When a play starts with two delusional tramps, aka God (Darren Brownlie) and Lucifer (Ashley Smith), betting 50 quid on God’s ability to corrupt the most boring human being – Lucas Petit (Alasdair Hankinson) – into a life of sin and crime, you starts to suspect that everything will go hilariously wrong. The Rise and Inevitable Fall of Lucas Petit didn’t disappoint.
The first thing to catch the eye was the impressive magnetic set, which slowly disintegrated as the plot spun into complete madness. The metallic frame carried everything needed during the show, from flat oversized pints of beer made out of what looked like cardboard to inbuilt fluorescent bungee cords held down by the cast to create a laser security grid. A real creative masterpiece that worked incredibly well with the whimsy and improbability in the play. No less original were the costumes, consisting once more of flat clothing cut-outs attached with Velcro to the cast’s chests, with various flaps to facilitate character changes.
The versatility of the show was however not limited to costume. Even if I was at first taken slightly aback by the exaggeration in acting, it soon became impossible to not be completely drawn into it and admire how perfectly controlled every word, expression and movement was. A cast of three managed to create a myriad of characters, all more colourful, endearing and amusing than the next. Special mention must be made of Darren Brownlie’s God, whose singing, dancing and pure Glaswegian sass kept me absolutely amazed throughout. His hilarious lines and mannerisms beautifully accompanied the degenerating plot to its apex: the comfort brought by a wee pick n’ mix after breaking into Parliament and kidnapping Nicola Sturgeon.
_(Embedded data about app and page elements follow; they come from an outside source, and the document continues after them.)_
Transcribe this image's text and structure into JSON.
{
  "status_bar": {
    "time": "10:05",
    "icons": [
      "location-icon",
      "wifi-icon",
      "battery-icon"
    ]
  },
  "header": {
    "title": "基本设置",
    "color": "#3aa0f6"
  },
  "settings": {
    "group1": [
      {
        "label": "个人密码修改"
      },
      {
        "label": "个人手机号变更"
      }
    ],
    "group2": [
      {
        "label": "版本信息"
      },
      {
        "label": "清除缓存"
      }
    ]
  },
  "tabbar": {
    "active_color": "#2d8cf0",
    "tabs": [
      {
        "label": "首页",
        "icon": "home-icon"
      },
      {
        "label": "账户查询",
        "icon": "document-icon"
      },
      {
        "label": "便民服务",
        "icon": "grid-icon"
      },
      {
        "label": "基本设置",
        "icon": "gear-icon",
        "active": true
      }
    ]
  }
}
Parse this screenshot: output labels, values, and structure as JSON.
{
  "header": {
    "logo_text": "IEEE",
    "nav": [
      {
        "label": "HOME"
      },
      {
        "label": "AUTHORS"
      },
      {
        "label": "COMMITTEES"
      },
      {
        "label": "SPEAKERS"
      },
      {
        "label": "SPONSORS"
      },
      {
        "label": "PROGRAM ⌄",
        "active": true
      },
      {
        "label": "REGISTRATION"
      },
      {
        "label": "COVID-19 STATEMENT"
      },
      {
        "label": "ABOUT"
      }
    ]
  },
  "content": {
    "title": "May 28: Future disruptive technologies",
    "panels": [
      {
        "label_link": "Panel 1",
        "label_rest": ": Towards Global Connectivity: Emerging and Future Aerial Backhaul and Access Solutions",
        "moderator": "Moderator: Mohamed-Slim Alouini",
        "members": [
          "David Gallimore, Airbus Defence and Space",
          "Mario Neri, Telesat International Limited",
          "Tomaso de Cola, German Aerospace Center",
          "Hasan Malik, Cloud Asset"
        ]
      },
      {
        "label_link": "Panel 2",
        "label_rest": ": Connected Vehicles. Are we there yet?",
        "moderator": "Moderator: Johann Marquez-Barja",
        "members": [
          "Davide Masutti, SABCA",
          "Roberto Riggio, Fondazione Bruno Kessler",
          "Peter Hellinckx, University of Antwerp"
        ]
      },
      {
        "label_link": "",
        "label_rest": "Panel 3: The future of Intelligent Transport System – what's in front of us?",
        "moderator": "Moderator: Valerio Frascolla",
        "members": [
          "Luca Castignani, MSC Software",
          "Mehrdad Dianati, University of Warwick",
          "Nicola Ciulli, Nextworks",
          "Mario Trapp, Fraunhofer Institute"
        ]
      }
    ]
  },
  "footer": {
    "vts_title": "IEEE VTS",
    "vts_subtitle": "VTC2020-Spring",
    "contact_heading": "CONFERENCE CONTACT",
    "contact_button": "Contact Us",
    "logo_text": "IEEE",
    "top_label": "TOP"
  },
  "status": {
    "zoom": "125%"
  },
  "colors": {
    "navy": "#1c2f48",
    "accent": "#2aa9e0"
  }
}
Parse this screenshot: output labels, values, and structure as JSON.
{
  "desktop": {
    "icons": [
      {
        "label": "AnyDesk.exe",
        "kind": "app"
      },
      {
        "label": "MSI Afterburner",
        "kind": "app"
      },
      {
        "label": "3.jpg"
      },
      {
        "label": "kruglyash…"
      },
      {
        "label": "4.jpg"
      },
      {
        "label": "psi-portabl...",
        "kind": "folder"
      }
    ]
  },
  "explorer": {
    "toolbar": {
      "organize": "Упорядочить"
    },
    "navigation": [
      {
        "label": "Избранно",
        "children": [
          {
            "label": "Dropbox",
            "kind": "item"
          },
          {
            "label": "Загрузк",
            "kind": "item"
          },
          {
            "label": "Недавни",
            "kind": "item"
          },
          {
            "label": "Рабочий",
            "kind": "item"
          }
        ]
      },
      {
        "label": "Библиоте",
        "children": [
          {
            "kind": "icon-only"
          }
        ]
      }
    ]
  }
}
Wonderfully clever and inventive, it was a great night with great laughs – very much needed in the current mid-autumn flu-ridden climate.